Years ago Cape Cod was noted for the number of its windmills.
On this day in 1946, the Cumberland (Md.) Evening Times ran this editorial under the headline:
Dutch windmills, the country's most famous scenic feature, are getting more use than ever because of the shortage of other sources of power. Though the Germans destroyed 170 mills or 10 percent of Holland's total, the Dutch are trying to make good the loss by using others which have long been only part of the scenery.
Windmills are an unappreciated American asset. They could be useful to many more farmers than actually do use them.
Half a century ago Massachusetts' Cape Cod was noted for the number of its windmills. They were a feature which lured many tourists, giving the Cape a possession which its rivals lacked.
But they were neglected as cheap electricity power came in and gradually removed. One of the oldest is now in Henry Ford's Dearborn museum.
Perhaps even without its windmills Cape Cod might have all the tourists it wants, but other vacation neighborhoods might find windmills an asset. There are still farms and country places with much wind and no other power.
See today's Cape Cod windmills here.
Reports of flies at an outpatient clinic in Hyannis
On the day in 2007 a review of veterans' hospitals and clinics in New England has revealed the presence of rodents, bugs, chronic leaks, dilapidated furniture and other poor conditions, according to a report.
The agency, in an investigation made public last week, found those facilities were beset by maintenance problems such as mold, leaking roofs and even a colony of bats.
Flies, mice and broken furniture
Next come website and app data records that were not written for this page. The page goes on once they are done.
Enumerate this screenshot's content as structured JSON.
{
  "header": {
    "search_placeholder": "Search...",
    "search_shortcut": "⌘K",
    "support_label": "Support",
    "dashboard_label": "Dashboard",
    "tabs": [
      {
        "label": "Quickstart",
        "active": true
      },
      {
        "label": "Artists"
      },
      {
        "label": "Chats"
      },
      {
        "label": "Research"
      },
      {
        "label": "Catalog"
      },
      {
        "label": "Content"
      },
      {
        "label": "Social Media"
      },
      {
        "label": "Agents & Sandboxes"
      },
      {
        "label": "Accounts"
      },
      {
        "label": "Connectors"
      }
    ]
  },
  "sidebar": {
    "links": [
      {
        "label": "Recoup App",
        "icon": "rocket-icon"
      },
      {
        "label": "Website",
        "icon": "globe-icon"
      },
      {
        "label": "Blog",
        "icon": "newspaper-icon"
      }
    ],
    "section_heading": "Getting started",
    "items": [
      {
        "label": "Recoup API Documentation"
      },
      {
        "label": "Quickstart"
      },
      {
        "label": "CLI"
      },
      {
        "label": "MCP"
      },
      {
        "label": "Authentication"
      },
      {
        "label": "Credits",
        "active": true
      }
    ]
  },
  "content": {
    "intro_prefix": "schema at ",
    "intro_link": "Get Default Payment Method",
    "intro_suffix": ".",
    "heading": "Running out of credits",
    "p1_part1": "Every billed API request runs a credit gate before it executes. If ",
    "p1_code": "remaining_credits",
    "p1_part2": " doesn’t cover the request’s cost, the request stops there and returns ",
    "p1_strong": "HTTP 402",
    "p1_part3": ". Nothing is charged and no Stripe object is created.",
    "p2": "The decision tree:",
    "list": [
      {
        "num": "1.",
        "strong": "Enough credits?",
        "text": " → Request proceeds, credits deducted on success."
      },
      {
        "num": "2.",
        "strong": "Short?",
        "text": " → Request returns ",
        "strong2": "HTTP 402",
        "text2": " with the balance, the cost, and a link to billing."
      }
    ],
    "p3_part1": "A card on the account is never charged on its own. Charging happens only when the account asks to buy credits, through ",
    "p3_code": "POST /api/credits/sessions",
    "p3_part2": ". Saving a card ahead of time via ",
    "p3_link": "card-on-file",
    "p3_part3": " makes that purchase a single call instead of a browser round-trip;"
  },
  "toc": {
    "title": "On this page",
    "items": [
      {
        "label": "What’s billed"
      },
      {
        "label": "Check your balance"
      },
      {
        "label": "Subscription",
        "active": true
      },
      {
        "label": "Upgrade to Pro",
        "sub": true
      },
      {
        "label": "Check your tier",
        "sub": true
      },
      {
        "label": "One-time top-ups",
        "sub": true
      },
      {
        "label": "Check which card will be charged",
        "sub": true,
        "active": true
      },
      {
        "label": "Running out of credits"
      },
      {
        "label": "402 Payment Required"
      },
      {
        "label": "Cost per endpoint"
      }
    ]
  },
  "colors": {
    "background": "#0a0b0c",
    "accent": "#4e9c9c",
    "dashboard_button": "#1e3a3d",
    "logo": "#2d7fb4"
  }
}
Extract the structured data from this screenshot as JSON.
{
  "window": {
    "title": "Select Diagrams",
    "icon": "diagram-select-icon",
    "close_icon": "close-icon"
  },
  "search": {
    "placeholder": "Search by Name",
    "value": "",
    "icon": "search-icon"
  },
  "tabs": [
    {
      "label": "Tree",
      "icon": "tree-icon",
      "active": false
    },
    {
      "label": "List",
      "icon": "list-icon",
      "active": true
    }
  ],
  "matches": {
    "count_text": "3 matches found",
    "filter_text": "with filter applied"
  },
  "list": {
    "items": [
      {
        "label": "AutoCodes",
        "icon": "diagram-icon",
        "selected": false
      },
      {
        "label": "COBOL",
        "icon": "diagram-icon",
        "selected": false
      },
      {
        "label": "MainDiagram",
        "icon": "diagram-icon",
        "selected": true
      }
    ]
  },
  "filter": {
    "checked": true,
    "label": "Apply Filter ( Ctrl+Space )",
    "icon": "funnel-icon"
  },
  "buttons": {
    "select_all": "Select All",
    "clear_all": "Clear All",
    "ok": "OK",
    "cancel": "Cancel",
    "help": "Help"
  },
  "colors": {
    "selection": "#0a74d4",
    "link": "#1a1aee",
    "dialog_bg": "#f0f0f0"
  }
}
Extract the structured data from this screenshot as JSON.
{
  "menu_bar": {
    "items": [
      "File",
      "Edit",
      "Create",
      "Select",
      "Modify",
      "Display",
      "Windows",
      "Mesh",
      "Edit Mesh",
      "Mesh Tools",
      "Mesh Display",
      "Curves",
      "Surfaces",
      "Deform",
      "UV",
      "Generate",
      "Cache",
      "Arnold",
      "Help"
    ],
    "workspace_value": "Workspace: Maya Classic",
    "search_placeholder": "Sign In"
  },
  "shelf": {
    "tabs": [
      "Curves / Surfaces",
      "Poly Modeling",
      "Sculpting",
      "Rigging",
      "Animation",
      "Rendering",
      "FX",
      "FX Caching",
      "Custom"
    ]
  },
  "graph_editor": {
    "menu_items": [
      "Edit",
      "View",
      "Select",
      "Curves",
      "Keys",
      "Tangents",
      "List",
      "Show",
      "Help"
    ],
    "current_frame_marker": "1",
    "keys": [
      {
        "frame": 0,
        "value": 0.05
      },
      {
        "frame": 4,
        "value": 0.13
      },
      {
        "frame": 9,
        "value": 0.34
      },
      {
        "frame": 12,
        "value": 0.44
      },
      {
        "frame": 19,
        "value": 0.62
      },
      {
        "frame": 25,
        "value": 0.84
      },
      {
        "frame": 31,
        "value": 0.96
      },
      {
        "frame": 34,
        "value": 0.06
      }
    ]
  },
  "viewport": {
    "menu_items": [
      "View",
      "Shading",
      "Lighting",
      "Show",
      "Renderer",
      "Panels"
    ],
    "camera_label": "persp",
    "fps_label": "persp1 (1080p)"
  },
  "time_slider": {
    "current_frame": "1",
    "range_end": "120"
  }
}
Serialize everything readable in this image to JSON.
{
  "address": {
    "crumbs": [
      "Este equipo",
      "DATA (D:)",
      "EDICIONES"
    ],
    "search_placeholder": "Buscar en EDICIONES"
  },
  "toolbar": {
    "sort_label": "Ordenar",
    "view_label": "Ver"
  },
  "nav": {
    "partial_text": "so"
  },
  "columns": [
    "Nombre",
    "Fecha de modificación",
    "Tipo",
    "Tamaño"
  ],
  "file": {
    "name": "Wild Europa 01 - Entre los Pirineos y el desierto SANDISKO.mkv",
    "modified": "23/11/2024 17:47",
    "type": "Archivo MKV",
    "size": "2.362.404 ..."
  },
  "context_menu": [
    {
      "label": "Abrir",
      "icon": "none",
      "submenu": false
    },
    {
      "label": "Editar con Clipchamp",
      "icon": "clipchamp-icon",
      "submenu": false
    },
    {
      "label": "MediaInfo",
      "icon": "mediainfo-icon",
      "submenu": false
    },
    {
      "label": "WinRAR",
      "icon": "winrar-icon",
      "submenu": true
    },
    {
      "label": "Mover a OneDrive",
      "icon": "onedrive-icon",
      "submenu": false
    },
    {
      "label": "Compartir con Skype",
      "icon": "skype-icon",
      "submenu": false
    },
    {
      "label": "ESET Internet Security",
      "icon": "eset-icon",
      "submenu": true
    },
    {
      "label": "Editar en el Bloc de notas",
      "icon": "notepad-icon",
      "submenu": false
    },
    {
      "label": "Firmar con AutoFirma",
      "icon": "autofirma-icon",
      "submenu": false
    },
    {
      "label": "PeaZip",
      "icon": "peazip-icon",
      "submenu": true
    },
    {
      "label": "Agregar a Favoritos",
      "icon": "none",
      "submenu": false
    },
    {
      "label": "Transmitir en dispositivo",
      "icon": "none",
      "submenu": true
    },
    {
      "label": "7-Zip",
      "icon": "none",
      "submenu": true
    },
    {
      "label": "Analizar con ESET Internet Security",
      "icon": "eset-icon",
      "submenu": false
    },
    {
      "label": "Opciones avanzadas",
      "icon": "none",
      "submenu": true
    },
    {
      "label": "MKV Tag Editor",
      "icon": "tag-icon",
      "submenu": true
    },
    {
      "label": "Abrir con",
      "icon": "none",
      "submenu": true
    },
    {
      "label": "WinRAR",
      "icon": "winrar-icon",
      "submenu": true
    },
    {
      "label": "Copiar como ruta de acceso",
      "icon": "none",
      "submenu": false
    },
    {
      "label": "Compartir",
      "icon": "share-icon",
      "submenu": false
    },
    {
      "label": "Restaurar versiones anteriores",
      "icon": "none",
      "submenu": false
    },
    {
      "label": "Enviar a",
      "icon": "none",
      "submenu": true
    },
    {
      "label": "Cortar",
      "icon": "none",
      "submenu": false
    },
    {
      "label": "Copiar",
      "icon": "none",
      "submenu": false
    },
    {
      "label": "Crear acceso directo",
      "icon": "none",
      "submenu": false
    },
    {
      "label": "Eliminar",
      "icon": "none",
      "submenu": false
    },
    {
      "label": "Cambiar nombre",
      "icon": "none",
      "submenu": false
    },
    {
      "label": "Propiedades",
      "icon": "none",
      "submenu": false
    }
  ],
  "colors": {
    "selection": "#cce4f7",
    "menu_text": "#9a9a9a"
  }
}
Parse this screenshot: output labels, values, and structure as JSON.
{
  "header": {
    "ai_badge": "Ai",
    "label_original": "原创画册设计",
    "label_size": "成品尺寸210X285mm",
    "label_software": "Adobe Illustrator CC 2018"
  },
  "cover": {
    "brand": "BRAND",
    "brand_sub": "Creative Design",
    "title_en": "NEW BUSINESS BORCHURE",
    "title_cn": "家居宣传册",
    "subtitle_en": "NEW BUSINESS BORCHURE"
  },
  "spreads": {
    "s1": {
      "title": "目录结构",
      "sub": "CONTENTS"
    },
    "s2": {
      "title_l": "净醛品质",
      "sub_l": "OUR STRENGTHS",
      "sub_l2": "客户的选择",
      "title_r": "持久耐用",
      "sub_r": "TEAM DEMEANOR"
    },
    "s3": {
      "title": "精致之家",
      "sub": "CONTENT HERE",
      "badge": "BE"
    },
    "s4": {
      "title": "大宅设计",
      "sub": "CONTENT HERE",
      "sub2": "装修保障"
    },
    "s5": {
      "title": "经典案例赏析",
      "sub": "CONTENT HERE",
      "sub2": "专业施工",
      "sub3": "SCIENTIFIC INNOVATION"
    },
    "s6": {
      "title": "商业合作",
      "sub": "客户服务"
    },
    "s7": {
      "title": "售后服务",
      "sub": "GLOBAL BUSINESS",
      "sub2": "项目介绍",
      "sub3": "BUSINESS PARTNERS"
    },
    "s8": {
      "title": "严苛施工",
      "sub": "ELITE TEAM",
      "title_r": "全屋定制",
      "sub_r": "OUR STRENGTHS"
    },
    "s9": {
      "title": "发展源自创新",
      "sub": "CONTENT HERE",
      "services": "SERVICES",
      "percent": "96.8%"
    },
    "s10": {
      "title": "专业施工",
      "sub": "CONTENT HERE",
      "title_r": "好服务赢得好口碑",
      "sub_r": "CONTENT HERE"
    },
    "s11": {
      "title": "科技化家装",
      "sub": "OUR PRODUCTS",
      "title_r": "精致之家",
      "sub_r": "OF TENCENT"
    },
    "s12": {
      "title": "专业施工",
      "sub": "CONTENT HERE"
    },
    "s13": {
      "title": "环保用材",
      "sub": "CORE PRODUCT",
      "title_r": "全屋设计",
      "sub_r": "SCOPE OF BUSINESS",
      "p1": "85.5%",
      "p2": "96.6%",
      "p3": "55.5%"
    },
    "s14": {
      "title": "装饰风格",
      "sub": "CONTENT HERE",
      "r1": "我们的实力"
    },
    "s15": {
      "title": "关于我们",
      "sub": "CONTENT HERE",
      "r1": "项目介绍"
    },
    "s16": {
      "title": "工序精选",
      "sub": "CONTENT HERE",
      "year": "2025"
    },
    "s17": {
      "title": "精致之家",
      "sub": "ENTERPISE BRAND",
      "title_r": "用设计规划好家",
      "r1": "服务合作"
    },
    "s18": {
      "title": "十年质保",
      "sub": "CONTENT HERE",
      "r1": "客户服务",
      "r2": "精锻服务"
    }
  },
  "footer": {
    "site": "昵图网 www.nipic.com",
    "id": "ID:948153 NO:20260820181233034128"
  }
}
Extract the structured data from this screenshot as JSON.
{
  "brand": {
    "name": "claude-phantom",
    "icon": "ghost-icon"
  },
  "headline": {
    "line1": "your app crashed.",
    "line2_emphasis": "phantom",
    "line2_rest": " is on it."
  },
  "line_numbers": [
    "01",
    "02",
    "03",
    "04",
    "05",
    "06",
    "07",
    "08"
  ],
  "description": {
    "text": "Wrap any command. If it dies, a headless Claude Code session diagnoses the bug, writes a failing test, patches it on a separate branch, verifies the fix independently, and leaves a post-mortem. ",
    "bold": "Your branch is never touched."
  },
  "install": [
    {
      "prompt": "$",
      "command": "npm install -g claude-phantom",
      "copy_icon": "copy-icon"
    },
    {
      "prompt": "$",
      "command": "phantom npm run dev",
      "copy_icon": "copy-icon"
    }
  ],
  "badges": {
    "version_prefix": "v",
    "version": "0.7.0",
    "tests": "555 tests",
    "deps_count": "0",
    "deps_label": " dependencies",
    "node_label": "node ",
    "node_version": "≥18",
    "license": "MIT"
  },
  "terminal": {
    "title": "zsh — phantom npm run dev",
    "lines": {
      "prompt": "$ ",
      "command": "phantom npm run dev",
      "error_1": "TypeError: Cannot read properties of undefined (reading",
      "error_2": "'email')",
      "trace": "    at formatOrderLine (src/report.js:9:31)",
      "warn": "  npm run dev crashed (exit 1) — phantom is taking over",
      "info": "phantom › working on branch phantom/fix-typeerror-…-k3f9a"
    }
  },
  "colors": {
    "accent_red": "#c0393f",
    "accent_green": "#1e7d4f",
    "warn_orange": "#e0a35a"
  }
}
In New England, the review found mice at the Veterans Affairs Medical Center in Providence, Rhode Island; persistent reports of flies at an outpatient clinic in Hyannis, Massachusetts; and broken furniture in Manchester, New Hampshire, the Boston Globe reported.